Task item: Return all of the data exactly as given.
----- The input
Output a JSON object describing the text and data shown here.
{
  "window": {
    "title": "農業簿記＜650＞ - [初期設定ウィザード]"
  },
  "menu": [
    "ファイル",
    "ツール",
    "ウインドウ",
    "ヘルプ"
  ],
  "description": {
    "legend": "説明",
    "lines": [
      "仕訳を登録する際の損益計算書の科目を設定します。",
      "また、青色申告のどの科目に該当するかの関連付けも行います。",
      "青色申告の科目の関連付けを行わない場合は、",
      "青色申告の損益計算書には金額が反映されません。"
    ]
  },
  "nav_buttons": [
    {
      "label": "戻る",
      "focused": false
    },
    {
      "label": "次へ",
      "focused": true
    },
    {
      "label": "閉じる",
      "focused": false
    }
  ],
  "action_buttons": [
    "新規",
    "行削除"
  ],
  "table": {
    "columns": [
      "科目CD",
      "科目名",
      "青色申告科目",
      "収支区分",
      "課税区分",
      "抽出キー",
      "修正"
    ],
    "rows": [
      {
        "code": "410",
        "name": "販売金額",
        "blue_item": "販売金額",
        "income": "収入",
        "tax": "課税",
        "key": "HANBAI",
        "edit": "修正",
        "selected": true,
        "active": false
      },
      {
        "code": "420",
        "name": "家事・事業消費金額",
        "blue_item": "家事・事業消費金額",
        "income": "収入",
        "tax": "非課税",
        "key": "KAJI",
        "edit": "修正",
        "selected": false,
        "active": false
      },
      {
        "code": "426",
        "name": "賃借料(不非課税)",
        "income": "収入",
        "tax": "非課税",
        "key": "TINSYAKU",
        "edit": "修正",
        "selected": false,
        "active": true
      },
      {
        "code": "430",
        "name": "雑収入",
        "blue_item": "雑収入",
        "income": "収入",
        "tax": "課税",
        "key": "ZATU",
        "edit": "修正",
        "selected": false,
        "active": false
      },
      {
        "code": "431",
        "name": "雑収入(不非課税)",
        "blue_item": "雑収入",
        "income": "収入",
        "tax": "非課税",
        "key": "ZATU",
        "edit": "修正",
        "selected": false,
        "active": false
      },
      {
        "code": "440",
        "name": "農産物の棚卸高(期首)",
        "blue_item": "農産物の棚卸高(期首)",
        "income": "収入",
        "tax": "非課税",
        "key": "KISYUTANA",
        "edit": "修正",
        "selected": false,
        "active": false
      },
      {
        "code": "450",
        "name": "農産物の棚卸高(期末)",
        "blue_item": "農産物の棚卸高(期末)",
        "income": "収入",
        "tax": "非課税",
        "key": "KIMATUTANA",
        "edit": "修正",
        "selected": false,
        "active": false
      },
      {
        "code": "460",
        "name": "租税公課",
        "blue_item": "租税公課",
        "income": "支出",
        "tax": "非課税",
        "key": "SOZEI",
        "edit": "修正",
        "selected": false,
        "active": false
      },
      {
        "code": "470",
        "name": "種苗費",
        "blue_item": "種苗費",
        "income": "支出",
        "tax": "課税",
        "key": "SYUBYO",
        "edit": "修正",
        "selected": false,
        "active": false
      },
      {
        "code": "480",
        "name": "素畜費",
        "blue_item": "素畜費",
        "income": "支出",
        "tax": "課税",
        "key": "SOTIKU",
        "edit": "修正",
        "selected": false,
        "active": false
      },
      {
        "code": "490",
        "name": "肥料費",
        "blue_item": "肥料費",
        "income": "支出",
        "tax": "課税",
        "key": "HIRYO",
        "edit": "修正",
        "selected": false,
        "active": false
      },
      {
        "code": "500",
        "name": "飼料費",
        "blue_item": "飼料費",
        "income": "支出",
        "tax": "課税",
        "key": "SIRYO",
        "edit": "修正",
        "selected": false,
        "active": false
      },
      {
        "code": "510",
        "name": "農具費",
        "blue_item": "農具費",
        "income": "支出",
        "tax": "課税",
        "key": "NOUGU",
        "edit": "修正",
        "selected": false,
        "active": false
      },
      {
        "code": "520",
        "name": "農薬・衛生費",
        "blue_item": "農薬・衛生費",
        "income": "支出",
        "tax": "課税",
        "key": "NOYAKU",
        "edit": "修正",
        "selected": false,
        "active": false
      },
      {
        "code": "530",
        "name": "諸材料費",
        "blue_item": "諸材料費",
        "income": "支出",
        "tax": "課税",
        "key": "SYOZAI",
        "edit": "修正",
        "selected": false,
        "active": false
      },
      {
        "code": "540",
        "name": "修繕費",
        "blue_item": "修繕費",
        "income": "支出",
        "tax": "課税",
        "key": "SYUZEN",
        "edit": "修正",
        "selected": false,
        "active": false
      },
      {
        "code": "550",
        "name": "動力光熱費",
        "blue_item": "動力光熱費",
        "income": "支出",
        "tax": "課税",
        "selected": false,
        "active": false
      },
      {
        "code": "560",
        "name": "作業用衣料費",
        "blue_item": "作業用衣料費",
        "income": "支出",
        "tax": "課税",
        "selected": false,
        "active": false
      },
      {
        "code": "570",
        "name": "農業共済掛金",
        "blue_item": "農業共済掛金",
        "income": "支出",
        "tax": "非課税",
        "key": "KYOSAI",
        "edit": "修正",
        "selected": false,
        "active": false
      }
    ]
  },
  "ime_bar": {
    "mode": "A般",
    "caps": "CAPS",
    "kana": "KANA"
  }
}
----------
Result for this exercise:
Output a JSON object describing the text and data shown here.
{
  "window": {
    "title": "農業簿記＜650＞ - [初期設定ウィザード]"
  },
  "menu": [
    "ファイル",
    "ツール",
    "ウインドウ",
    "ヘルプ"
  ],
  "description": {
    "legend": "説明",
    "lines": [
      "仕訳を登録する際の損益計算書の科目を設定します。",
      "また、青色申告のどの科目に該当するかの関連付けも行います。",
      "青色申告の科目の関連付けを行わない場合は、",
      "青色申告の損益計算書には金額が反映されません。"
    ]
  },
  "nav_buttons": [
    {
      "label": "戻る",
      "focused": false
    },
    {
      "label": "次へ",
      "focused": true
    },
    {
      "label": "閉じる",
      "focused": false
    }
  ],
  "action_buttons": [
    "新規",
    "行削除"
  ],
  "table": {
    "columns": [
      "科目CD",
      "科目名",
      "青色申告科目",
      "収支区分",
      "課税区分",
      "抽出キー",
      "修正"
    ],
    "rows": [
      {
        "code": "410",
        "name": "販売金額",
        "blue_item": "販売金額",
        "income": "収入",
        "tax": "課税",
        "key": "HANBAI",
        "edit": "修正",
        "selected": true,
        "active": false
      },
      {
        "code": "420",
        "name": "家事・事業消費金額",
        "blue_item": "家事・事業消費金額",
        "income": "収入",
        "tax": "非課税",
        "key": "KAJI",
        "edit": "修正",
        "selected": false,
        "active": false
      },
      {
        "code": "426",
        "name": "賃借料(不非課税)",
        "income": "収入",
        "tax": "非課税",
        "key": "TINSYAKU",
        "edit": "修正",
        "selected": false,
        "active": true
      },
      {
        "code": "430",
        "name": "雑収入",
        "blue_item": "雑収入",
        "income": "収入",
        "tax": "課税",
        "key": "ZATU",
        "edit": "修正",
        "selected": false,
        "active": false
      },
      {
        "code": "431",
        "name": "雑収入(不非課税)",
        "blue_item": "雑収入",
        "income": "収入",
        "tax": "非課税",
        "key": "ZATU",
        "edit": "修正",
        "selected": false,
        "active": false
      },
      {
        "code": "440",
        "name": "農産物の棚卸高(期首)",
        "blue_item": "農産物の棚卸高(期首)",
        "income": "収入",
        "tax": "非課税",
        "key": "KISYUTANA",
        "edit": "修正",
        "selected": false,
        "active": false
      },
      {
        "code": "450",
        "name": "農産物の棚卸高(期末)",
        "blue_item": "農産物の棚卸高(期末)",
        "income": "収入",
        "tax": "非課税",
        "key": "KIMATUTANA",
        "edit": "修正",
        "selected": false,
        "active": false
      },
      {
        "code": "460",
        "name": "租税公課",
        "blue_item": "租税公課",
        "income": "支出",
        "tax": "非課税",
        "key": "SOZEI",
        "edit": "修正",
        "selected": false,
        "active": false
      },
      {
        "code": "470",
        "name": "種苗費",
        "blue_item": "種苗費",
        "income": "支出",
        "tax": "課税",
        "key": "SYUBYO",
        "edit": "修正",
        "selected": false,
        "active": false
      },
      {
        "code": "480",
        "name": "素畜費",
        "blue_item": "素畜費",
        "income": "支出",
        "tax": "課税",
        "key": "SOTIKU",
        "edit": "修正",
        "selected": false,
        "active": false
      },
      {
        "code": "490",
        "name": "肥料費",
        "blue_item": "肥料費",
        "income": "支出",
        "tax": "課税",
        "key": "HIRYO",
        "edit": "修正",
        "selected": false,
        "active": false
      },
      {
        "code": "500",
        "name": "飼料費",
        "blue_item": "飼料費",
        "income": "支出",
        "tax": "課税",
        "key": "SIRYO",
        "edit": "修正",
        "selected": false,
        "active": false
      },
      {
        "code": "510",
        "name": "農具費",
        "blue_item": "農具費",
        "income": "支出",
        "tax": "課税",
        "key": "NOUGU",
        "edit": "修正",
        "selected": false,
        "active": false
      },
      {
        "code": "520",
        "name": "農薬・衛生費",
        "blue_item": "農薬・衛生費",
        "income": "支出",
        "tax": "課税",
        "key": "NOYAKU",
        "edit": "修正",
        "selected": false,
        "active": false
      },
      {
        "code": "530",
        "name": "諸材料費",
        "blue_item": "諸材料費",
        "income": "支出",
        "tax": "課税",
        "key": "SYOZAI",
        "edit": "修正",
        "selected": false,
        "active": false
      },
      {
        "code": "540",
        "name": "修繕費",
        "blue_item": "修繕費",
        "income": "支出",
        "tax": "課税",
        "key": "SYUZEN",
        "edit": "修正",
        "selected": false,
        "active": false
      },
      {
        "code": "550",
        "name": "動力光熱費",
        "blue_item": "動力光熱費",
        "income": "支出",
        "tax": "課税",
        "selected": false,
        "active": false
      },
      {
        "code": "560",
        "name": "作業用衣料費",
        "blue_item": "作業用衣料費",
        "income": "支出",
        "tax": "課税",
        "selected": false,
        "active": false
      },
      {
        "code": "570",
        "name": "農業共済掛金",
        "blue_item": "農業共済掛金",
        "income": "支出",
        "tax": "非課税",
        "key": "KYOSAI",
        "edit": "修正",
        "selected": false,
        "active": false
      }
    ]
  },
  "ime_bar": {
    "mode": "A般",
    "caps": "CAPS",
    "kana": "KANA"
  }
}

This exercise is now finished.